Pull out every line below containing the word "dish".

_EXERCISE MATERIAL_:
-------

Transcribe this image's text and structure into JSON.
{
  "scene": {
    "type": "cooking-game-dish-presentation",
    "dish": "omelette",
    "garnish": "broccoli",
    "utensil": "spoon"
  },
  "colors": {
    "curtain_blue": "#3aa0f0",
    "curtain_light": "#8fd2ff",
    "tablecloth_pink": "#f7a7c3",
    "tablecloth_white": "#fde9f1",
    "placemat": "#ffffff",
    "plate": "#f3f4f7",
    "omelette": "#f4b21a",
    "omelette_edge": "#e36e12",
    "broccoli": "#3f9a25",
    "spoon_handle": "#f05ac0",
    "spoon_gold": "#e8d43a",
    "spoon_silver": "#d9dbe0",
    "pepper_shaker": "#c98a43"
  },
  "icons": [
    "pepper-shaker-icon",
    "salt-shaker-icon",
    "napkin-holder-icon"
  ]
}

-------

_ANSWER BOX_:
    "type": "cooking-game-dish-presentation",
    "dish": "omelette",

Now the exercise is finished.